Having learned from his previous brushes with the authorities, Voltaire began his future habit of keeping out of personal harm's way, and denying any awkward responsibility. He continued to write plays, such as Mérope (or "La Mérope française") and began his long researches into science and history. Again, a main source of inspiration for Voltaire were the years of his British exile, during which he had been strongly influenced by the works of Sir Isaac Newton. Voltaire strongly believed in Newton's theories, especially concerning optics (Newton’s discovery that white light is composed of all the colours in the spectrum led to many experiments at Cirey), and gravity (Voltaire is the source of the famous story of Newton and the apple falling from the tree, which he had learned from Newton's niece in London and first mentioned in his Essai sur la poésie épique, or Essay on Epic Poetry).
Though deeply committed to the Marquise, Voltaire by 1744 found life at the château confining.

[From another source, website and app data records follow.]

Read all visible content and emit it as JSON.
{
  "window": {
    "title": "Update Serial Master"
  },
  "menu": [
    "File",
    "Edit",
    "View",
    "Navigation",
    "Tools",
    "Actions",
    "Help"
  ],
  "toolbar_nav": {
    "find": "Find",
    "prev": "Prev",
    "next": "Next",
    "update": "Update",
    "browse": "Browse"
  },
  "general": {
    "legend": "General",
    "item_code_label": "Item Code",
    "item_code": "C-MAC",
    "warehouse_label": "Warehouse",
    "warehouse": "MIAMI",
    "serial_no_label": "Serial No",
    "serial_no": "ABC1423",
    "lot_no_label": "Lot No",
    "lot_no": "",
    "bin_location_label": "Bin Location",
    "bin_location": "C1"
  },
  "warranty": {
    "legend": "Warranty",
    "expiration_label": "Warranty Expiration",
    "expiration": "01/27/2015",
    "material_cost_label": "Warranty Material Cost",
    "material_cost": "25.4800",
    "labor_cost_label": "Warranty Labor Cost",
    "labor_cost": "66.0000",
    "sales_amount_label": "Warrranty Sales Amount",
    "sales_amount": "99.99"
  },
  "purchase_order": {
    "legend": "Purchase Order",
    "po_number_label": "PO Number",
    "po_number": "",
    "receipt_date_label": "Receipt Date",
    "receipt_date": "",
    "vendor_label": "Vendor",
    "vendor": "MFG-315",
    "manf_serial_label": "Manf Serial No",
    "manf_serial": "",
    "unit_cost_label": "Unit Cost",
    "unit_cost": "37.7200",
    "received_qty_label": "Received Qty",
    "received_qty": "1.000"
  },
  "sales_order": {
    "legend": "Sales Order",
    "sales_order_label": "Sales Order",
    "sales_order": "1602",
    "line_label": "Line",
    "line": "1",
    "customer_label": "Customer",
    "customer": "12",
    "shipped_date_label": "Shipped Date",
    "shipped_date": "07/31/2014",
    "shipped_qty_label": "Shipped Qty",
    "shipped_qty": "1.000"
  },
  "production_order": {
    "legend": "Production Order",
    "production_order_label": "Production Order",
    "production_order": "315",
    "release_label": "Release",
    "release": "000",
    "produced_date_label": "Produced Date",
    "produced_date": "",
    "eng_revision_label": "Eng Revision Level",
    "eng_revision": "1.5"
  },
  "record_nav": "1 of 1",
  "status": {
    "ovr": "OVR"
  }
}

On a visit to Paris that year, he found a new love: his niece. At first, his attraction to Marie Louise Mignot was clearly sexual, as evidenced by his letters to her (only discovered in 1937). Much later, they lived together, perhaps platonically, and remained together until Voltaire's death. Meanwhile, the Marquise also took a lover, the Marquis de Saint-Lambert.
|Guests of Frederick the Great|
Voltaire headed toward Paris, but Louis XV banned him from the city, so instead he turned to Geneva, near which he bought a large estate (Les Délices). Though he was received openly at first, the law in Geneva which banned theatrical performances and the publication of The Maid of Orleans against his will made him move at the end of 1758 out of Geneva across the French border to Ferney, where he had bought an even larger estate, and led to Voltaire's writing of Candide, ou l'Optimisme (Candide, or Optimism) in 1759. This satire on Leibniz's philosophy of optimistic determinism remains the work for which Voltaire is perhaps best known. He would stay in Ferney for most of the remaining 20 years of his life, frequently entertaining distinguished guests, like James Boswell, Adam Smith, Giacomo Casanova, and Edward Gibbon.
|Paris house where Voltaire died|